Healthcare executives repeated a call for the federal government to help promote national standards for sharing healthcare performance data in the United States during a forum sponsored by the Joint Commission (JC) in Chicago last week.

The JC last month called for the formation of a national performance measurement data strategy. The Commission’s white paper, “Development of a National Performance Measurement Data Strategy,” proposes a framework for creating a data infrastructure to support performance measurement activities that improve the quality of U.S. healthcare.

According to Government Health IT, Dennis O’Leary, president emeritus of the JC, said the federal government had shown a “lack of willingness to help standardize the measurement framework.” Health and Human Services Department Secretary Mike Leavitt seems wedded to the idea that performance data sharing works best on a local market level, he added.

“No one is talking about building a grand database in the sky,” said O’Leary said. “But we have to be able to look at ourselves nationally on an issue-by-issue basis.”

Without a coordinated strategy, he said, potentially powerful registries would become data silos. “Soon we’ll have a lot of data but no way to link that information.” It would be useful, he said, to be able to loop such registries together so that cardiac surgeons across the country could compare data on similar procedures, for example.

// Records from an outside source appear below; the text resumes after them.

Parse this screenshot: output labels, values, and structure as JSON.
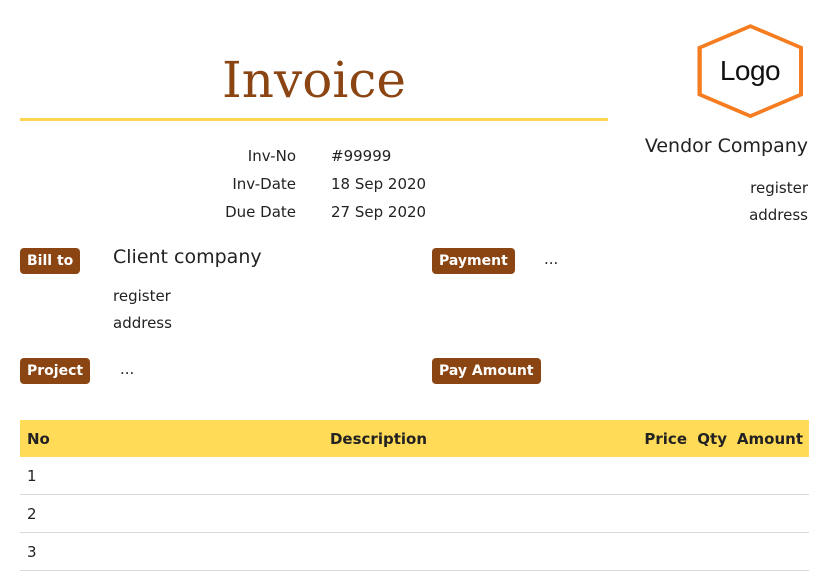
{
  "title": "Invoice",
  "logo": "Logo",
  "vendor": {
    "name": "Vendor Company",
    "address_lines": [
      "register",
      "address"
    ]
  },
  "meta": [
    {
      "label": "Inv-No",
      "value": "#99999"
    },
    {
      "label": "Inv-Date",
      "value": "18 Sep 2020"
    },
    {
      "label": "Due Date",
      "value": "27 Sep 2020"
    }
  ],
  "bill_to": {
    "label": "Bill to",
    "name": "Client company",
    "address_lines": [
      "register",
      "address"
    ]
  },
  "payment": {
    "label": "Payment",
    "value": "..."
  },
  "project": {
    "label": "Project",
    "value": "..."
  },
  "pay_amount": {
    "label": "Pay Amount",
    "value": ""
  },
  "table": {
    "headers": [
      "No",
      "Description",
      "Price",
      "Qty",
      "Amount"
    ],
    "rows": [
      {
        "no": "1"
      },
      {
        "no": "2"
      },
      {
        "no": "3"
      }
    ]
  },
  "colors": {
    "brown": "#8b4513",
    "yellow": "#ffdb58",
    "logo_orange": "#f57c1f"
  }
}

Others agreed on the importance of a national view of health data. “How difficult would it be to have a national register of medical devices?” asked Tom Williams, executive director of the Integrated Health Care Association. “If we can bar code cereal we can bar code the technology.”

Not everyone at the forum felt the federal government should become more invested, Government Health IT reported. Francois de Brantes, CEO of the Bridges to Excellence (BTE) organization, said working with the Centers for Medicare & Medicaid Services (CMS), for example, would involve working under CMS rules.

“We may have something that’s usable in a CMS setting,” he said of BTE, a project to encourage hospitals to align their financial incentives with proven outcomes. “But once it’s engrained in law you can’t change it. So far, we’ve stayed away.”